On behalf of the Tennessee Walking Horse industry, FAST is working with several other organizations to address concerns related to Section 788, a proposal that would require information removed from the federal Animal and Plant Health Inspection Service database be reinstated to the APHIS website later this month.

The information, related to figures surrounding horses and trainers allegedly in violation — not convicted — of the Horse Protection Act, was ordered to be removed from the APHIS website in August 2016 because those listed had not necessarily been adjudicated, meaning some of those named in the database had only been accused — but not convicted. 

The decision to remove the information came by way of a lawsuit funded by FAST and settled outside of court four years ago known by the walking horse industry as Contender II.

“The information perceived by many as unconstitutional was removed from the APHIS searchable database because much of it was based on citations or violations that were not tied to a conviction,” said Sadie Fowler, director of advancement for FAST. “The only information on the website as of now are the adjudicated cases with their guilty verdict.”
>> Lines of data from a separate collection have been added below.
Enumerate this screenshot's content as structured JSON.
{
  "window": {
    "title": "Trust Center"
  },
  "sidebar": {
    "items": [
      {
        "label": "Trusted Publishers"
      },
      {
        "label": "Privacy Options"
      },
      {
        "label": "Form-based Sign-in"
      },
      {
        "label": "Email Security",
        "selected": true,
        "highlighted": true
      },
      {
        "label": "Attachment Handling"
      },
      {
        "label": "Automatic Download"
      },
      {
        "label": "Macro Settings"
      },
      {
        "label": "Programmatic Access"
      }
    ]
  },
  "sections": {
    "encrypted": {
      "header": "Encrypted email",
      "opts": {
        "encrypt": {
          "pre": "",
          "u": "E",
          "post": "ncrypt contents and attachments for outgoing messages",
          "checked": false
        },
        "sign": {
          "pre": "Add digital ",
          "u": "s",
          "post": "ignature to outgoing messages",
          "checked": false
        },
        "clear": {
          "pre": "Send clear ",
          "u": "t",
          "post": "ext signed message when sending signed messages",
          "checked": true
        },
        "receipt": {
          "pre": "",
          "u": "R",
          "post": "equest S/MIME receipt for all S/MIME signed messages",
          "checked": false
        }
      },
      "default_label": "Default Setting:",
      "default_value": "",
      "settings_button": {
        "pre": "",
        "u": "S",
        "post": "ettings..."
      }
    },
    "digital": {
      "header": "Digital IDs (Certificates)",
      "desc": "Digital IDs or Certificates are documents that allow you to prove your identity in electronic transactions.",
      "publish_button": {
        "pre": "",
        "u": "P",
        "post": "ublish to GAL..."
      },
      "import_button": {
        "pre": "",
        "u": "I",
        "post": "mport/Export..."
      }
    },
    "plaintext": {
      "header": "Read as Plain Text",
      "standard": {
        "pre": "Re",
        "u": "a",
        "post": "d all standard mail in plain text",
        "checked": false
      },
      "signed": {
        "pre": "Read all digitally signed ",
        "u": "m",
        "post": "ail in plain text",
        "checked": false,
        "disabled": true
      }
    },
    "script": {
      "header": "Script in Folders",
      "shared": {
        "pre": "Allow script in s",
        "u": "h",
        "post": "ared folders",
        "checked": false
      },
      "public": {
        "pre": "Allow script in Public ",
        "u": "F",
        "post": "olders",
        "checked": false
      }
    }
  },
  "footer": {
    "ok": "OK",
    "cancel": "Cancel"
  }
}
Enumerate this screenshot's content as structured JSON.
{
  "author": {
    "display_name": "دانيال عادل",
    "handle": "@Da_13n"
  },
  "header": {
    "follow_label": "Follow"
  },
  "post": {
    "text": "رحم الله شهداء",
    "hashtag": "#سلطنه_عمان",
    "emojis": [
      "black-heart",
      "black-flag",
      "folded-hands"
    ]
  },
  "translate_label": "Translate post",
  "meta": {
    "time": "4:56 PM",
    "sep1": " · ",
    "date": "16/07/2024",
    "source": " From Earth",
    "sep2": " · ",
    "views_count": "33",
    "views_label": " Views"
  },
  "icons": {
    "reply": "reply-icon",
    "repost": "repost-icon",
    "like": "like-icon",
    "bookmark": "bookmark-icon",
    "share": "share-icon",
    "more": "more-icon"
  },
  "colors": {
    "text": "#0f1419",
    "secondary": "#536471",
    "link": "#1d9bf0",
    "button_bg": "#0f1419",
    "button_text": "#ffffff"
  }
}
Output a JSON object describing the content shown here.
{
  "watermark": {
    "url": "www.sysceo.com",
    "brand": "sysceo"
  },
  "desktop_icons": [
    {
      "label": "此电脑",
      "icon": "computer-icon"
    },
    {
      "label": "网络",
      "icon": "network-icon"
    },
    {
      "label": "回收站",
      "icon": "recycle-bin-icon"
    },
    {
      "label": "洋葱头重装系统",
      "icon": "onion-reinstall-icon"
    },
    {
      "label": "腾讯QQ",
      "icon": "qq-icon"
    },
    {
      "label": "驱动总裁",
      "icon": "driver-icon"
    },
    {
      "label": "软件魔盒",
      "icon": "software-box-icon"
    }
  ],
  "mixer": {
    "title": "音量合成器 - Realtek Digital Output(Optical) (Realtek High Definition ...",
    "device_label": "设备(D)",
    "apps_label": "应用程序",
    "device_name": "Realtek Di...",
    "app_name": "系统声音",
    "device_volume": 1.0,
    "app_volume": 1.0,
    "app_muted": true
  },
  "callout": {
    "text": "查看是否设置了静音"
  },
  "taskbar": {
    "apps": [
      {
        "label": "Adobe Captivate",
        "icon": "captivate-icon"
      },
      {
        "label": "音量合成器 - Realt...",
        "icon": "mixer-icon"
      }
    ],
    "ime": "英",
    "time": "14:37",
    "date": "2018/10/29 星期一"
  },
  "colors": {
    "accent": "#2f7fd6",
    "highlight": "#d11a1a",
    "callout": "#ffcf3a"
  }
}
The decision over Contender II spilled over into the Animal Welfare Act, which oversees other organizations like dog kennels in the way the Horse Protection Act oversees horses. As a result, Section 788 would also affect these groups, requiring information about them, taken down following the Contender suit, be reposted as well. 

Since the Contender II lawsuit was settled outside of court, leaders within the horse industry knew there was a small risk that this issue would reappear and that is what happened on Dec. 20, 2019, when President Trump signed into law a bill that contained language requiring APHIS to reinstate the information removed as a result of Contender II to its website within 60 days. 

“Though APHIS has been taking action in recent years to protect privacy rights and confidential information relating to individuals and firms in the Tennessee Walking Horse industry, those efforts are endangered by Section 788,” said Kasey Kesselring, president of FAST. 

Section 788 is buried within thousands of proposed changes to federal regulations in the Further Consolidated Appropriations Bill. If this happens, information added to the APHIS searchable database could include detailed information that could potentially contain unredacted versions of final Animal Welfare Act inspection reports, including all alleged non-compliances and final enforcement records relating to the Animal Welfare Act (AWA) and Horse Protection Act (HPA).

“We support open records of course, but often, full versions of these reports contain what we feel are unproven allegations; misrepresentations and subjective claims of regulatory violations represented as though they are absolute facts despite only flimsy so-called evidence in many cases,” Fowler said. “Additionally, the bill, if passed without changes, would override provisions in the Freedom of Information Act (FOIA) and risk the businesses and professional reputations and even endanger the lives of many involved in the Tennessee Walking Horse industry.”

FAST, via its legal fund, is working with several other organizations and is urging that a notice and public comment rulemaking procedure be implemented prior to any decision. Additionally, leaders are calling for details about which specific documents will be subject to public scrutiny by way of the APHIS database. 

“This will give all interested parties, including those with privacy and confidentiality concerns, a full and fair opportunity to weigh in on how Section 788 will negatively impact their operations which, in turn, would lead to a better implementation plan that balances privacy rights against public access to records that APHIS maintains,” said Joseph Wilson, an attorney from Kelley Drye & Warren, a highly regarded firm in Washington D.C.,  who is representing FAST among various other groups. “We believe APHIS should also re-open the comment period in the Privacy Act of 1974 rulemaking proceeding. The enactment of Section 788 may implicate the proposed rules under consideration in that proceeding and therefore the public should have a chance to comment in that regard as well.” 

FAST is reviewing several avenues to rectify issues posed by Section 788 and will keep the industry informed as things progress.